How to Prepare for Your Aviation Medical Exam
During the days leading up to your exam, follow these tips so you will be as prepared as possible:
- Get plenty of sleep.
- Avoid meals with high sugar content as they can affect urinalysis results.
- Refrain from drinking caffeinated beverages or taking stimulant medications (such as decongestants).
- Bring any glasses or corrective lenses you normally wear to your exam.
- If this is NOT your first FAA medical exam and there have been surgeries or other health concerns since your last certificate was issued, bring all related documentation. Any information you have that proves your medical wellbeing can help prevent delays in the AME renewing your medical certificate.
On the day of your exam, you can expect the visit to last approximately 30 minutes. During this time, the examiner will ask about or test a variety of things. How in-depth the examination is will depend on which medical certificate class you’re looking to receive. For example, a Third-Class Medical Certificate may include only some of the items in the list below but a First-Class Medical Certificate will likely include all of them.

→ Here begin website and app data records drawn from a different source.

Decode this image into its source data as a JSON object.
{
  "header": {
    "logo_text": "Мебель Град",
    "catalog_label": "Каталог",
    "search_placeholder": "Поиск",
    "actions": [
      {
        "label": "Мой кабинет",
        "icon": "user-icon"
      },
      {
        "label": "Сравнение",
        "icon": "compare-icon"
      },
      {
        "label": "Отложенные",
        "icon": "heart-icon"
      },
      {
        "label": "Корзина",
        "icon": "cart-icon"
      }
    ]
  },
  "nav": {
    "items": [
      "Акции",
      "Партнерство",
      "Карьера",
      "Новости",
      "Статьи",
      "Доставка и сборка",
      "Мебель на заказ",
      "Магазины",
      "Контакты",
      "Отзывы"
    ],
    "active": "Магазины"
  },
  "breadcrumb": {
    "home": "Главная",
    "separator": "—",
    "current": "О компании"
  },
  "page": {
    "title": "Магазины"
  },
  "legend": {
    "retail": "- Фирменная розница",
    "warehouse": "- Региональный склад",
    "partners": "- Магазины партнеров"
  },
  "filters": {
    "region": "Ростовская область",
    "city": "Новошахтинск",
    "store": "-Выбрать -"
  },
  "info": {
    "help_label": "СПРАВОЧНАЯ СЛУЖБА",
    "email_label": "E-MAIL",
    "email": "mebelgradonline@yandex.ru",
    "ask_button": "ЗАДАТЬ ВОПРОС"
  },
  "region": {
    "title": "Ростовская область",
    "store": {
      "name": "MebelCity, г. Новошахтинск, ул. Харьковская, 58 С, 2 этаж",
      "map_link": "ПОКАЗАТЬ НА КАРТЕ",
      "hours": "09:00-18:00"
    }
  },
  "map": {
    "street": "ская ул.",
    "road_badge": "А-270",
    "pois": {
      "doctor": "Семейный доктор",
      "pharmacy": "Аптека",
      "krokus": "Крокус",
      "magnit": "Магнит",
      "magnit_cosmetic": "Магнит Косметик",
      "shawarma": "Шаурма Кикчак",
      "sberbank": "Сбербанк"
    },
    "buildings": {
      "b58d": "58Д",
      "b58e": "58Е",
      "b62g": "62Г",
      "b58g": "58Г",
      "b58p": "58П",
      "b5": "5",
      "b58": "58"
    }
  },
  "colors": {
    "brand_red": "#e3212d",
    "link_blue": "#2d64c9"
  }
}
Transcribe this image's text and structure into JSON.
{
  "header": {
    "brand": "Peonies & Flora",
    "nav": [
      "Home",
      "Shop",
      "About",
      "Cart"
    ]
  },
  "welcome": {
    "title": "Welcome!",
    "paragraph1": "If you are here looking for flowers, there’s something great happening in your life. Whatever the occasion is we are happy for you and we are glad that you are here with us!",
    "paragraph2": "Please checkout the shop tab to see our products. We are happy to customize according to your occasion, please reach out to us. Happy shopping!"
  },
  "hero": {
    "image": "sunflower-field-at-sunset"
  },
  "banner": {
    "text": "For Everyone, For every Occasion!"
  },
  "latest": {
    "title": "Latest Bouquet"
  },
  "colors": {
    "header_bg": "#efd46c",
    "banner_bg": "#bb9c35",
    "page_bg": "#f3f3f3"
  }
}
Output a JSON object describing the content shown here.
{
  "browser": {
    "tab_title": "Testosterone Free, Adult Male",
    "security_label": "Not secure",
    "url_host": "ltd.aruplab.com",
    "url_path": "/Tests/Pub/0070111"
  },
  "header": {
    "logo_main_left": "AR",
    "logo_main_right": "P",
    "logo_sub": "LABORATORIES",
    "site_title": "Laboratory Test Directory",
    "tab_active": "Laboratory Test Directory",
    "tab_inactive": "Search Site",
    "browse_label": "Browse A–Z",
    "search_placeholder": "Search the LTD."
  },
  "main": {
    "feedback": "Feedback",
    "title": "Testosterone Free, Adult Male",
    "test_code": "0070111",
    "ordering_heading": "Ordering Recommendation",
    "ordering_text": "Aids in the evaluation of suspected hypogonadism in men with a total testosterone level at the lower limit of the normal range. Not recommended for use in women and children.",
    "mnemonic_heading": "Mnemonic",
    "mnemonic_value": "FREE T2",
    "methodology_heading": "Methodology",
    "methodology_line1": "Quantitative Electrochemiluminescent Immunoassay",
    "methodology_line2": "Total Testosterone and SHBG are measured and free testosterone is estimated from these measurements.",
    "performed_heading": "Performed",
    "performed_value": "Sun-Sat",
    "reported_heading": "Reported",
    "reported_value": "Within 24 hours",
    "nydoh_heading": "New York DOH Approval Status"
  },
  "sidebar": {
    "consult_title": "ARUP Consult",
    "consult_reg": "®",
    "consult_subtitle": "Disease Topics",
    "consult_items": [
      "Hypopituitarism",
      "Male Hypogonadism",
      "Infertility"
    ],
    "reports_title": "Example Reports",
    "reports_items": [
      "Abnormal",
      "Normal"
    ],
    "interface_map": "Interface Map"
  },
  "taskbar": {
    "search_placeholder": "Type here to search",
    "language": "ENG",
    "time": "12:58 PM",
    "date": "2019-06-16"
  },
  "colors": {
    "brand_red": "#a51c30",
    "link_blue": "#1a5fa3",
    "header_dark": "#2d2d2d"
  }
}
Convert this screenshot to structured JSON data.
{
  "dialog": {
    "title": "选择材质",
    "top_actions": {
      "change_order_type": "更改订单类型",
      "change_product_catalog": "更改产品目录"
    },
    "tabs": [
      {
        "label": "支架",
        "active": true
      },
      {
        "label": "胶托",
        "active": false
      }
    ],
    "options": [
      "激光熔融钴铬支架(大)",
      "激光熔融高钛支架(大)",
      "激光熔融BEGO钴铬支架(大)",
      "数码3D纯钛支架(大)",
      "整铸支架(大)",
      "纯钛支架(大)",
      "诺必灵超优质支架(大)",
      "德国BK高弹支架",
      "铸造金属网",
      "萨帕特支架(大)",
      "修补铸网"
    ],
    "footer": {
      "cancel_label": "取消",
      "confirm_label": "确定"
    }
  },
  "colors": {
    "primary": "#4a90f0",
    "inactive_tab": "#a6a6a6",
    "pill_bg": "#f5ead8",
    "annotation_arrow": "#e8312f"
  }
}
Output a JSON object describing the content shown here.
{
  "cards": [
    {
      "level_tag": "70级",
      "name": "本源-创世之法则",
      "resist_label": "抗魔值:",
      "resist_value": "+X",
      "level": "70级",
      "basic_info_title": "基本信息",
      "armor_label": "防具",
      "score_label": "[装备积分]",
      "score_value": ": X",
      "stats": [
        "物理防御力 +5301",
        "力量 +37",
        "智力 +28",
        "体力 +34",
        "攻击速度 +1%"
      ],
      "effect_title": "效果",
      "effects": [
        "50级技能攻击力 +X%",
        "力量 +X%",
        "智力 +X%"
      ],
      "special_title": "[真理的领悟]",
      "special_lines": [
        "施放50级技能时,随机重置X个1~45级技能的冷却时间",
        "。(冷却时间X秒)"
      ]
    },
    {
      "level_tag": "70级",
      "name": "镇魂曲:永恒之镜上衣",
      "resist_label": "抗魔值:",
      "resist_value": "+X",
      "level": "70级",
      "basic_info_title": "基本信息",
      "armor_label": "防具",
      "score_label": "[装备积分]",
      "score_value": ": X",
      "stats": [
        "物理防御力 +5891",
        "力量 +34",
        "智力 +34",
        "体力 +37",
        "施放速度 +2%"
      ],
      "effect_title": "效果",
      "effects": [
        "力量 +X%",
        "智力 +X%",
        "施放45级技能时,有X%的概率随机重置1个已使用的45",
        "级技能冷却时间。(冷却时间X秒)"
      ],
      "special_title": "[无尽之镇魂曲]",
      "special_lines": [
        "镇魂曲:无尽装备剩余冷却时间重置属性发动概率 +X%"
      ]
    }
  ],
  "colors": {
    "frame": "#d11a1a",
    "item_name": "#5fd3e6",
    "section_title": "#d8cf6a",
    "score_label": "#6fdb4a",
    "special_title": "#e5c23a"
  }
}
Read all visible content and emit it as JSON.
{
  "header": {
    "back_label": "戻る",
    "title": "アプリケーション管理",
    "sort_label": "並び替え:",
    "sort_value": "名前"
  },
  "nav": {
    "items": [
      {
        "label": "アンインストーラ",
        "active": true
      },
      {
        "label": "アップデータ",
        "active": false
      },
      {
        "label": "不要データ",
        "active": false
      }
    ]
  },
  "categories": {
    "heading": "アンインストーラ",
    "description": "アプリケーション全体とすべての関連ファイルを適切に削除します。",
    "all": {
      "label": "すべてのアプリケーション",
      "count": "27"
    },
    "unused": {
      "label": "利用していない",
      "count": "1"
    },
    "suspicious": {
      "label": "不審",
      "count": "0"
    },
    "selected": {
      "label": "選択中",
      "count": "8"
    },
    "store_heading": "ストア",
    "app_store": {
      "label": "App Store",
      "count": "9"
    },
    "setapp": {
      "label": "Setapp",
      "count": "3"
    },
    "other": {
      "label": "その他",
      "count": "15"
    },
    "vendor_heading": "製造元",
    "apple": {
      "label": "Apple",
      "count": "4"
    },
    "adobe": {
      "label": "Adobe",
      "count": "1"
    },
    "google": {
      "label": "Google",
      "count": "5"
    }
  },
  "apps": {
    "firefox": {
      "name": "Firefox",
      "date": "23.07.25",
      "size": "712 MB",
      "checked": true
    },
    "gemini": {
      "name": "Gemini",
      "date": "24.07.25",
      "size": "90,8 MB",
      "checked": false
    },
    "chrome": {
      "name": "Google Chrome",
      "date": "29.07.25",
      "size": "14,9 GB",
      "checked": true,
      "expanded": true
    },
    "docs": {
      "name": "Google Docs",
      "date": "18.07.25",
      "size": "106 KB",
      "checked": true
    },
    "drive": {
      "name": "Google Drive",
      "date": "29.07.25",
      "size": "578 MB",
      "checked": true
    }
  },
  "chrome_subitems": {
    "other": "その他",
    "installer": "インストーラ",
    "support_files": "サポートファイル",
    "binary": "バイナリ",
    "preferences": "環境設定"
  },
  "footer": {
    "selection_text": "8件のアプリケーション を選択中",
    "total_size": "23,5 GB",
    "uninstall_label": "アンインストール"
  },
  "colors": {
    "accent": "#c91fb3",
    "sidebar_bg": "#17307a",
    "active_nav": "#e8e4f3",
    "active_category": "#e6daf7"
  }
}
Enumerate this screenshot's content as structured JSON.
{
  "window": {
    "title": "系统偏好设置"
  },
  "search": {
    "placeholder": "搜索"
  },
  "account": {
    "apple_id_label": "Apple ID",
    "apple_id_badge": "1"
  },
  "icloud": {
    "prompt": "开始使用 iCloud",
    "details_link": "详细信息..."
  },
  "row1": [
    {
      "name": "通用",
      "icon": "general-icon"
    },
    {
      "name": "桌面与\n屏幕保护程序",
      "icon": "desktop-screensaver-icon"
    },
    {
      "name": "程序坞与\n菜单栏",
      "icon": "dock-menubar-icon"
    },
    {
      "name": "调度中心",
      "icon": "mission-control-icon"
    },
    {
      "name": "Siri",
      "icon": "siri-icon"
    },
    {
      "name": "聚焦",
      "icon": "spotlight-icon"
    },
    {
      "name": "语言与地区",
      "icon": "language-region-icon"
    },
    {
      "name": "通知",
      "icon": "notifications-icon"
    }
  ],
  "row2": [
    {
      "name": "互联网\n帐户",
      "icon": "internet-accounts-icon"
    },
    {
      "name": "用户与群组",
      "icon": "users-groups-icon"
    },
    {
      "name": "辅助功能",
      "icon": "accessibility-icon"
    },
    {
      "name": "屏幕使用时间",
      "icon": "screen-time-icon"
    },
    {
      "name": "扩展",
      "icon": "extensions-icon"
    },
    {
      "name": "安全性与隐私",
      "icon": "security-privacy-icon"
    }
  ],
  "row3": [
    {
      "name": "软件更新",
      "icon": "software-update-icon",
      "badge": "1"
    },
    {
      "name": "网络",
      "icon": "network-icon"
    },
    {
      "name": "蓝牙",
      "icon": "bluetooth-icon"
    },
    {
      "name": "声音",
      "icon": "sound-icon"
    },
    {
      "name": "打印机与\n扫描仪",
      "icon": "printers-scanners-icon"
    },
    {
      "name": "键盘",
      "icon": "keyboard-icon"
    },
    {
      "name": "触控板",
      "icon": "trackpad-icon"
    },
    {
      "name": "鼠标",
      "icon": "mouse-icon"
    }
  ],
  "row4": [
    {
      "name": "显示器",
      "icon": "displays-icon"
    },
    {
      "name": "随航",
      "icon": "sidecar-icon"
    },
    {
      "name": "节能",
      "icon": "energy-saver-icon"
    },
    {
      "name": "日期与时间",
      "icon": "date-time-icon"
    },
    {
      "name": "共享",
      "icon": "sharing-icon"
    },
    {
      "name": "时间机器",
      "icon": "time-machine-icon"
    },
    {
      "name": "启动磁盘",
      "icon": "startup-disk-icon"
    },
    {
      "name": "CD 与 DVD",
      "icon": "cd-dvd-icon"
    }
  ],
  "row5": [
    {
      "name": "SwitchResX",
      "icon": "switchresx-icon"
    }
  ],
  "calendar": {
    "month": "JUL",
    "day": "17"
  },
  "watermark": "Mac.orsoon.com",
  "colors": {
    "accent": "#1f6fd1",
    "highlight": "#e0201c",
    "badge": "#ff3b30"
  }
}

What the AME May Look at During Your FAA Medical Exam:
- Eyesight – Your near, intermediate, peripheral, far, and color vision will be tested.
- Hearing – According to FAA regulations, you must be able to acceptably understand speech and be able to hear a conversational voice in a quiet room at a distance of 6 feet away.
- Urinalysis – This is done to look for any indicators of diabetes and/or kidney disease.
- Nose, throat, balance – For safety reasons, pilots should not have any nose, throat, or equilibrium related health conditions that are aggravated by flying or would interfere with the ability to communicate effectively.
- Heart health – Depending on the type of medical certificate, there are some heart health concerns that could result in failure of the medical exam. First-Class Medical Certificate recipients, for example, cannot have a history of heart replacement or even replacement of cardiac valves.
- Mental and neurological health – The examiner will look for or ask about the history of such conditions as personality disorders, epilepsy, substance abuse, or any other condition that would interfere with your ability to safely and effectively do what is required of you.
- Physical exam – This may include questions about prior surgeries, doctor’s visits, and any medications you’re currently taking or have taken in the past.
What Happens After You Take the FAA Medical Exam?
Upon completion of the FAA medical exam, the AME will make one of the following three determinations:
- Approved – If all of your documentation is in order and the examiner deems you medically fit, you will be issued a medical certificate based upon the class for which you applied. This means you can start flight training if you’re a new aspiring pilot, or keep flying if this exam was for a renewal certificate.
- Denied – If the examiner finds you don’t meet the medical requirements of the class you’re testing for, they can deny your application. You are still allowed to appeal to the FAA, however, so a denial doesn’t necessarily mean you’re cut off from flying for good.
- Deferred – If the AME finds something questionable during the exam, they can defer your application. This may allow you to make changes which could result in an approval later on. For example, if you currently take a medication that’s NOT approved for flying but change to one that IS, you may be able to reschedule the exam at a later date and be approved for a medical certificate then.
Flight Training for Teen Pilots
At Rising Aviation High School in Addison, TX, we encourage teens to pursue their love of aviation through our aviation based academic programs, teen pilot camps, and discovery flights. Our students are trained by expert flight instructors and upon graduation from our private high school, students can continue to pursue an aviation career.
To learn more about our aviation high school experience for Dallas area teens, contact us today!